◆ Interface dataset entries ◆
-------------------------

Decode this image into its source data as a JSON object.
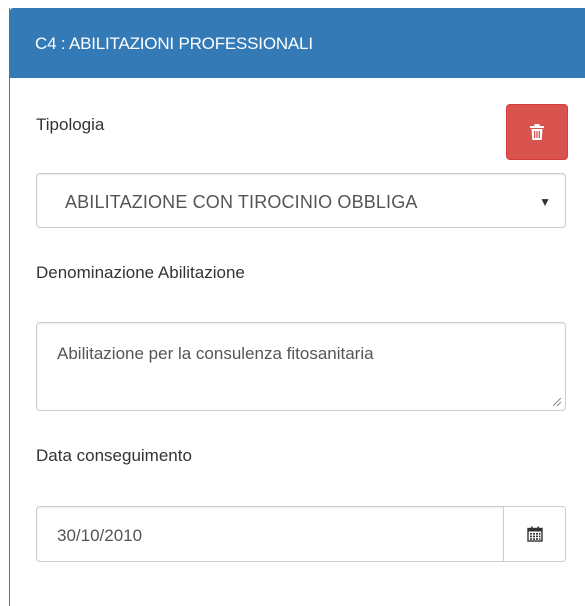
{
  "panel": {
    "title": "C4 : ABILITAZIONI PROFESSIONALI",
    "heading_color": "#337ab7"
  },
  "form": {
    "tipologia_label": "Tipologia",
    "tipologia_value": "ABILITAZIONE CON TIROCINIO OBBLIGA",
    "denominazione_label": "Denominazione Abilitazione",
    "denominazione_value": "Abilitazione per la consulenza fitosanitaria",
    "data_label": "Data conseguimento",
    "data_value": "30/10/2010"
  },
  "buttons": {
    "delete": {
      "icon": "trash-icon",
      "color": "#d9534f"
    },
    "calendar": {
      "icon": "calendar-icon"
    }
  },
  "select": {
    "caret_icon": "caret-down-icon"
  }
}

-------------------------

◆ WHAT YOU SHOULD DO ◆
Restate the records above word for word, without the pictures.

◆ RESPONSE AREA ◆
Decode this image into its source data as a JSON object.
{
  "panel": {
    "title": "C4 : ABILITAZIONI PROFESSIONALI",
    "heading_color": "#337ab7"
  },
  "form": {
    "tipologia_label": "Tipologia",
    "tipologia_value": "ABILITAZIONE CON TIROCINIO OBBLIGA",
    "denominazione_label": "Denominazione Abilitazione",
    "denominazione_value": "Abilitazione per la consulenza fitosanitaria",
    "data_label": "Data conseguimento",
    "data_value": "30/10/2010"
  },
  "buttons": {
    "delete": {
      "icon": "trash-icon",
      "color": "#d9534f"
    },
    "calendar": {
      "icon": "calendar-icon"
    }
  },
  "select": {
    "caret_icon": "caret-down-icon"
  }
}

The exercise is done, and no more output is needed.